(Data Opens)

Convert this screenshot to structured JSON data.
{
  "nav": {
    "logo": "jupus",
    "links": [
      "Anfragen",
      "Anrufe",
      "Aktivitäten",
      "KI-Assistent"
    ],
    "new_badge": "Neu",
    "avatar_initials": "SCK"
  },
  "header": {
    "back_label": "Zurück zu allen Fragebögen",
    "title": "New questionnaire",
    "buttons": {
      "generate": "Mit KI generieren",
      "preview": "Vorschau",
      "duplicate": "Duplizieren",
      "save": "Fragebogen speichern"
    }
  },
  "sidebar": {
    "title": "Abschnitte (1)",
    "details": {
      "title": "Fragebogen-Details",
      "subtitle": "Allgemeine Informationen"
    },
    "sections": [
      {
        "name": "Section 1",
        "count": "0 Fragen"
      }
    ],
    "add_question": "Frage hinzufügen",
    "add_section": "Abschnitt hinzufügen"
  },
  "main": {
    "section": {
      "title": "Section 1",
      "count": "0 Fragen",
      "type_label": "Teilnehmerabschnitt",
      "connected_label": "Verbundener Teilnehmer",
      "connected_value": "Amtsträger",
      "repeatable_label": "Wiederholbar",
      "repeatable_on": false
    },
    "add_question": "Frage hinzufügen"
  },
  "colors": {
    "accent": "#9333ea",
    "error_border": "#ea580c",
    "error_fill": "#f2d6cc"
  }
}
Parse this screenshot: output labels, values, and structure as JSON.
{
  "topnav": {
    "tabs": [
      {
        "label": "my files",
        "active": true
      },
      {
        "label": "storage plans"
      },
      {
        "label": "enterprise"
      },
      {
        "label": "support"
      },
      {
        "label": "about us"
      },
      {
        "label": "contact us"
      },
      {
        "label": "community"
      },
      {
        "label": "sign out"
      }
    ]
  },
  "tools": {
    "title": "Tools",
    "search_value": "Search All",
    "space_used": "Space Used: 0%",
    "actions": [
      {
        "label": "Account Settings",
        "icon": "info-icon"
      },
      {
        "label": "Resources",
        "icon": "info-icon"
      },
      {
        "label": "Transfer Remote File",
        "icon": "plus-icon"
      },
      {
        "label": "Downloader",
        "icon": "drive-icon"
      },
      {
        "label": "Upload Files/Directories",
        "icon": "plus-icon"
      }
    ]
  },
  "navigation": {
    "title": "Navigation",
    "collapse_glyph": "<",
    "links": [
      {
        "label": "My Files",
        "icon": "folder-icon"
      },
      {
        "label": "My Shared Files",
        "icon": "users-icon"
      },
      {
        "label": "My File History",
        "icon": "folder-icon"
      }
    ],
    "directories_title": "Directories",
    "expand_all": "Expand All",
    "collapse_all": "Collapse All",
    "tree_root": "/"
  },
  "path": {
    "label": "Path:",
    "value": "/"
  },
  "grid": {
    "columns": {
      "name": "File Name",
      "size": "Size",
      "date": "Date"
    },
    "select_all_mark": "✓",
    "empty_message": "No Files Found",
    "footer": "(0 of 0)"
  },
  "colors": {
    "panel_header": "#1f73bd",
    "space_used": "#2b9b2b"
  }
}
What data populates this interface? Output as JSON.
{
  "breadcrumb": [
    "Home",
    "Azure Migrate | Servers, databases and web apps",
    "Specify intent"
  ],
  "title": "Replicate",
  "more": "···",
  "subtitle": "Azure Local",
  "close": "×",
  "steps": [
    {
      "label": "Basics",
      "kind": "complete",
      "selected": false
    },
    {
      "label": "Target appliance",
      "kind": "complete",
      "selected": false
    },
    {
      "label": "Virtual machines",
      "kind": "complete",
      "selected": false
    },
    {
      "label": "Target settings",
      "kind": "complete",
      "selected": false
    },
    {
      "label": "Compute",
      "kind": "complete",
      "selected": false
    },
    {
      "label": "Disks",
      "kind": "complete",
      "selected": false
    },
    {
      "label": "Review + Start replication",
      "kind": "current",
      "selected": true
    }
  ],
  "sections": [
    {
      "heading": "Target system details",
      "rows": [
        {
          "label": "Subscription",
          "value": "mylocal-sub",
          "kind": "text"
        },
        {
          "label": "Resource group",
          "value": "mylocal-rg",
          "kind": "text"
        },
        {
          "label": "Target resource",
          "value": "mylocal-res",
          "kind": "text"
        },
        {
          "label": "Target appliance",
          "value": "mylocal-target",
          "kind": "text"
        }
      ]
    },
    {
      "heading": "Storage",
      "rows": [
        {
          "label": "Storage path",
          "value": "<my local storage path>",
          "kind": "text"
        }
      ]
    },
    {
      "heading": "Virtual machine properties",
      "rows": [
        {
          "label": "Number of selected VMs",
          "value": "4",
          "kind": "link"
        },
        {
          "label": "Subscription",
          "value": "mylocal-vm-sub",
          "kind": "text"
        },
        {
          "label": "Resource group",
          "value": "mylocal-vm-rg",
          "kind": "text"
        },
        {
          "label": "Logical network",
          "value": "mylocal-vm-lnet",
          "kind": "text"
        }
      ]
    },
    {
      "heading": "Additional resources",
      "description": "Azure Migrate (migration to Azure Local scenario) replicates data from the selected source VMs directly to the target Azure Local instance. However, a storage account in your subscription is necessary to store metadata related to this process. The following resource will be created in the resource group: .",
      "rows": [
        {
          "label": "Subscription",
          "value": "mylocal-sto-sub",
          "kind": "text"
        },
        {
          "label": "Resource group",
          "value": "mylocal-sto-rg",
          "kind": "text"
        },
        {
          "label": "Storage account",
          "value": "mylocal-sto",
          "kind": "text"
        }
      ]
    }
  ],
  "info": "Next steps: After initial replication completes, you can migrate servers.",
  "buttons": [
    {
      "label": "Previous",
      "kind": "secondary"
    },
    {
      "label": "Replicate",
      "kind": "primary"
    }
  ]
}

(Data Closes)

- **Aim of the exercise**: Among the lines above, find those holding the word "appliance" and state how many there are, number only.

- **Exercise solution**: 2